» **Work item**
Search the entries for the word "heading" and report each line that has it.

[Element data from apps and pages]
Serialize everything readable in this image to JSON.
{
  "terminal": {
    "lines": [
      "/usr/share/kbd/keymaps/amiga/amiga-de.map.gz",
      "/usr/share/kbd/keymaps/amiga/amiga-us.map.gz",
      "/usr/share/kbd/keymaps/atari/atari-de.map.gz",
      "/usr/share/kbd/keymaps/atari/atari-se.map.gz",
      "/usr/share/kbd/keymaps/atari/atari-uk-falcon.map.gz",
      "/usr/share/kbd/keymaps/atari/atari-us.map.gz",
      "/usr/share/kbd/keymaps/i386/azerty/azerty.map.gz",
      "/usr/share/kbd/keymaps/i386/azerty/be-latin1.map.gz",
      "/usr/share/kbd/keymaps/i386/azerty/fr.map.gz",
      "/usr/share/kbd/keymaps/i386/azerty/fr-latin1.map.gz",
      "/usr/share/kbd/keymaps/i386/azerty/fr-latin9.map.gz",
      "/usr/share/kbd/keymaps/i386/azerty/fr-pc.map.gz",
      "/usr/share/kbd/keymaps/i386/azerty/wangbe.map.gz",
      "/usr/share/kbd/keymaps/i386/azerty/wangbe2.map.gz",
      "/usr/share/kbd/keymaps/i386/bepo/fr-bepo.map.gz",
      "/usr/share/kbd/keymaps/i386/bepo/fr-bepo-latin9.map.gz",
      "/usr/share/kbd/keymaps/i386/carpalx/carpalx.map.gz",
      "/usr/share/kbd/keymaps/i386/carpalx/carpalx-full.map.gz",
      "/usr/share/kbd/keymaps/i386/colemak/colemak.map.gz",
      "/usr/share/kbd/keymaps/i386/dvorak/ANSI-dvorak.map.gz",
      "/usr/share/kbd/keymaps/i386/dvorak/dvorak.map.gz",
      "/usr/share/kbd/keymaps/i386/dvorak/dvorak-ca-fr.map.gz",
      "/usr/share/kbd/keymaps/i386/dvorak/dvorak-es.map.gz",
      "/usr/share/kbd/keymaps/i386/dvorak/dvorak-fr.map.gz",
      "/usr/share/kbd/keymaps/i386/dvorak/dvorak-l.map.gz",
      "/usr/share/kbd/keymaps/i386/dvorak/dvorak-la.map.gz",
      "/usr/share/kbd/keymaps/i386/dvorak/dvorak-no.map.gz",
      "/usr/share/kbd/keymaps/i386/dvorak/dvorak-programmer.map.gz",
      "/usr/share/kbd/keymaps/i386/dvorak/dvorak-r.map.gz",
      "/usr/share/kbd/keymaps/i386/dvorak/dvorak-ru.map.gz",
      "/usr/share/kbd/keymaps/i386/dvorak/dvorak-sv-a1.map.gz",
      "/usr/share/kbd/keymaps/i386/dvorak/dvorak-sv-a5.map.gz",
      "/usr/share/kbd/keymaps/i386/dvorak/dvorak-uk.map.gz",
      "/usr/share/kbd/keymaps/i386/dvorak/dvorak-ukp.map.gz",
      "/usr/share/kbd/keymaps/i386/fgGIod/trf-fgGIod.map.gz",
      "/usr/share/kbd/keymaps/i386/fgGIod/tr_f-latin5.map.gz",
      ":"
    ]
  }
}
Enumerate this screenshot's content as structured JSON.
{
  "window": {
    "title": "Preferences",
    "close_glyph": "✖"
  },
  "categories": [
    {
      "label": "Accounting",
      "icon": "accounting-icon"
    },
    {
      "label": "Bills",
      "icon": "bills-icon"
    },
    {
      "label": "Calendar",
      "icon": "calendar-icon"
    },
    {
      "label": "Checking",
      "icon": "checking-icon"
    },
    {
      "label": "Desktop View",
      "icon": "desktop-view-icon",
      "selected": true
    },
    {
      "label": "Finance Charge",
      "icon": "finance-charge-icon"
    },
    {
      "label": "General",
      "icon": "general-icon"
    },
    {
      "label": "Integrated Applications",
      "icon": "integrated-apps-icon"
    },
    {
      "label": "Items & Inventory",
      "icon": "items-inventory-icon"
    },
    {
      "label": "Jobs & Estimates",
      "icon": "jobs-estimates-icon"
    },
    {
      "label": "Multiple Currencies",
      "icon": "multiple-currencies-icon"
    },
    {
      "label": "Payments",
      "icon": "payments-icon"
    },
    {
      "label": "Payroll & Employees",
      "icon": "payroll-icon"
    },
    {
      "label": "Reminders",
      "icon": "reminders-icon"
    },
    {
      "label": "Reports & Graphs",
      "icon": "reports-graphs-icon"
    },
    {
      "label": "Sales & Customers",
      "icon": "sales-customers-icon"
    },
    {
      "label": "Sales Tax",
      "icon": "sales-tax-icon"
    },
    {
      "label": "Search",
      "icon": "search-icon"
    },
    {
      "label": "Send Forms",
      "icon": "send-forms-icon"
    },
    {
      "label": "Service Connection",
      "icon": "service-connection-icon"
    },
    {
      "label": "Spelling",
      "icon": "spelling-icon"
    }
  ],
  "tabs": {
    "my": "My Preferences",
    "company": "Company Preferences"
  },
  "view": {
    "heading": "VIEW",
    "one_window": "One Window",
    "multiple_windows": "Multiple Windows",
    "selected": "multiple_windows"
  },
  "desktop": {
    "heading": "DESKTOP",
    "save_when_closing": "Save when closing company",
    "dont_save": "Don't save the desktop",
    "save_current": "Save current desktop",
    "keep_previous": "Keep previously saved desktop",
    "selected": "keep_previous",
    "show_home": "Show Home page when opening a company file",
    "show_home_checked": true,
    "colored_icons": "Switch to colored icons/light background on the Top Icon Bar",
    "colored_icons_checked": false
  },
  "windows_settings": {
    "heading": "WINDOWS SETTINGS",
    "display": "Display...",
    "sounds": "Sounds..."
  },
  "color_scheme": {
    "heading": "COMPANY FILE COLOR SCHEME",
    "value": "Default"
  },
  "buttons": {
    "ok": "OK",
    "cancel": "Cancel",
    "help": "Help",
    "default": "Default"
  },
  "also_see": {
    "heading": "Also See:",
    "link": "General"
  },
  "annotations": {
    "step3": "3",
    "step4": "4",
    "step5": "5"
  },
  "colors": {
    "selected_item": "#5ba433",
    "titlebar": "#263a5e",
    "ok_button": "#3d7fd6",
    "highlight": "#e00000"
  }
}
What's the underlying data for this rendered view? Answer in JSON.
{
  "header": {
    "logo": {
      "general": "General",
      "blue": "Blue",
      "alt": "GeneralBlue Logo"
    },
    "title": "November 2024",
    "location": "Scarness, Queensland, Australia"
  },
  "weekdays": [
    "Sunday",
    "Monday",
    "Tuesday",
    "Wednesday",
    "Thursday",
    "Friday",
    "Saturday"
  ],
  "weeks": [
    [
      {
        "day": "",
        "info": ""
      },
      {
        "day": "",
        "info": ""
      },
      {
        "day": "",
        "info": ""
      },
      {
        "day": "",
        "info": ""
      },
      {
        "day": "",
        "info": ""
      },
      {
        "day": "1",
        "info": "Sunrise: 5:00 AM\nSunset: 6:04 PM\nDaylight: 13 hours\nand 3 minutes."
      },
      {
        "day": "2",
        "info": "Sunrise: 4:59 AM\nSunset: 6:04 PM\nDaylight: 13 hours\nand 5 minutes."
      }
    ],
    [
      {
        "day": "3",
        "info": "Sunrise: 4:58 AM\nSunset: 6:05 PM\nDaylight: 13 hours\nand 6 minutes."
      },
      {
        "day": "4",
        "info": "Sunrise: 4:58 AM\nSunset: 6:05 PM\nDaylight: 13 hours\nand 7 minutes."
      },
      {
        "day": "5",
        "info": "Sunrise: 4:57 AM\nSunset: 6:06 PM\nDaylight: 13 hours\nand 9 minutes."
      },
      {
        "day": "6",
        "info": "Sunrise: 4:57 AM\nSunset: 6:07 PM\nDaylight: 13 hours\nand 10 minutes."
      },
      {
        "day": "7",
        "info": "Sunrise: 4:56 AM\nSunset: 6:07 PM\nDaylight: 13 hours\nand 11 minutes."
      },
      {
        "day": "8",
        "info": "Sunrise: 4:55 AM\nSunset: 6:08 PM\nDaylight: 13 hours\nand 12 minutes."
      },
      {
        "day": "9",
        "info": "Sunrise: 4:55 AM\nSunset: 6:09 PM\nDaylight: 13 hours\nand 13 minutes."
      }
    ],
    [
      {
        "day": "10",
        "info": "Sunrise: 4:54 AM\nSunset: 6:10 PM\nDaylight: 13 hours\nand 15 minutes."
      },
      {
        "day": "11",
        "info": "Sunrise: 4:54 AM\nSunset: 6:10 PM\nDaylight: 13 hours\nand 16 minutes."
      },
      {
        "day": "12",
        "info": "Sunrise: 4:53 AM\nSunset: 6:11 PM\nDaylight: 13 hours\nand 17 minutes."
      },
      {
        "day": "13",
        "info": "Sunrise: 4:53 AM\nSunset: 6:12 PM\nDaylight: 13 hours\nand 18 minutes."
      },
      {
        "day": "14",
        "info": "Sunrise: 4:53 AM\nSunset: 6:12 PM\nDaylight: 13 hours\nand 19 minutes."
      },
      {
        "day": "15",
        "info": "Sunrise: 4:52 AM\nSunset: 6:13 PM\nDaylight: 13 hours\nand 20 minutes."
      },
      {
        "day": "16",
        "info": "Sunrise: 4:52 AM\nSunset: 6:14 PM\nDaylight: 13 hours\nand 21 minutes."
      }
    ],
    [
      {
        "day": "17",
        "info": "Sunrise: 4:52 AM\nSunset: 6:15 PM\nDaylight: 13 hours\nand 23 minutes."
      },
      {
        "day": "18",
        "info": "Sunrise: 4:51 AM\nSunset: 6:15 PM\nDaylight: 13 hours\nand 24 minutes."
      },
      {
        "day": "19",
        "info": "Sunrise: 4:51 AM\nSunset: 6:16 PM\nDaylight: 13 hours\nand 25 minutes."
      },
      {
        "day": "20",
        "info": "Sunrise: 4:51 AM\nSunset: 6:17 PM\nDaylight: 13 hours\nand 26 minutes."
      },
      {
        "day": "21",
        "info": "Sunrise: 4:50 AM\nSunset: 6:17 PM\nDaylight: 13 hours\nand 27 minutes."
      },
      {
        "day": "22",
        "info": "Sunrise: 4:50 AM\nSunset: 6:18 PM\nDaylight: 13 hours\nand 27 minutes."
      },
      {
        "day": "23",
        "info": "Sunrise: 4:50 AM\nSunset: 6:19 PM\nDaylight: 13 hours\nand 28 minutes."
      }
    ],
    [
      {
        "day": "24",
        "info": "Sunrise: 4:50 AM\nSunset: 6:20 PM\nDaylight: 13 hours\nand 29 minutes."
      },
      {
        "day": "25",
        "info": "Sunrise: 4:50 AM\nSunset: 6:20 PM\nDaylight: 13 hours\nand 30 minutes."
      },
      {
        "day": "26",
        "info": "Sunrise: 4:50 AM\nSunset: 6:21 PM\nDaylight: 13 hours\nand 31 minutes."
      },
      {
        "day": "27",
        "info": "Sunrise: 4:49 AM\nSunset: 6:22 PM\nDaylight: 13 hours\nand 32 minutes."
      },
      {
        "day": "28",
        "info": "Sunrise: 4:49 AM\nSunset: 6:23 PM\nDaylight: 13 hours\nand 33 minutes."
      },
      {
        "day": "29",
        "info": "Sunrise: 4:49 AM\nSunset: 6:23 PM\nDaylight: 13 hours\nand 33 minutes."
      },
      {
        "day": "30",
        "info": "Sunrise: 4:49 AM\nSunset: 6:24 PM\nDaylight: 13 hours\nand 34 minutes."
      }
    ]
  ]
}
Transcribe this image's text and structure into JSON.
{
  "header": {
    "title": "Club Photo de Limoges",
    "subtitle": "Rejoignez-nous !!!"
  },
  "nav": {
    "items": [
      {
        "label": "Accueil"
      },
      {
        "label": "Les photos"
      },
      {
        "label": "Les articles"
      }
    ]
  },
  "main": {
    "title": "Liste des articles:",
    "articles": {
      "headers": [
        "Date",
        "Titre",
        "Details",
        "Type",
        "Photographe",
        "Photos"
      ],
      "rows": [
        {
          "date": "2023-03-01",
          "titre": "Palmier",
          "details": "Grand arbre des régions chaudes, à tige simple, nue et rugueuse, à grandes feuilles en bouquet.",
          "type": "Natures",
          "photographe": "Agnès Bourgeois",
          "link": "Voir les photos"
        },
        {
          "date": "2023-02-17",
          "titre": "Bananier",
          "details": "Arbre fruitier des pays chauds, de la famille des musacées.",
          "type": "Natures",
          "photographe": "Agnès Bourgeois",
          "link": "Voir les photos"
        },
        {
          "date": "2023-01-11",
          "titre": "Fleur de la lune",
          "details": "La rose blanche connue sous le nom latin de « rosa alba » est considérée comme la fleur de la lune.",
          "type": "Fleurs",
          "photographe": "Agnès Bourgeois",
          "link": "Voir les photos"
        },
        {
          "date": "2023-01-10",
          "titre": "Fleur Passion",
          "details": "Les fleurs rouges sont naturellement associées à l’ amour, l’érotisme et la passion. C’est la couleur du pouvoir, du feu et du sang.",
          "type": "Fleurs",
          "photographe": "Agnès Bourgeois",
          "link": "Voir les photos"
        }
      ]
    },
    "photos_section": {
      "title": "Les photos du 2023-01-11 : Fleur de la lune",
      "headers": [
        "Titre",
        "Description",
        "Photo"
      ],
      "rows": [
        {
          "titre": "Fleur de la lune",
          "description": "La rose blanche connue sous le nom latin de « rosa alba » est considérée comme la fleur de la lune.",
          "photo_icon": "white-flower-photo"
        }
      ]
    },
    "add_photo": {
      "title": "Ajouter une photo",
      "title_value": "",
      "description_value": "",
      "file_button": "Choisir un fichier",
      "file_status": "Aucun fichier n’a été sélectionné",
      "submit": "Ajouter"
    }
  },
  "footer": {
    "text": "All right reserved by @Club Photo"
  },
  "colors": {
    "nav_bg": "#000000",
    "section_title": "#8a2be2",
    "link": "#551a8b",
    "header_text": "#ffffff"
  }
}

» **Your response**
    "heading": "VIEW",
    "heading": "DESKTOP",
    "heading": "WINDOWS SETTINGS",
    "heading": "COMPANY FILE COLOR SCHEME",
    "heading": "Also See:",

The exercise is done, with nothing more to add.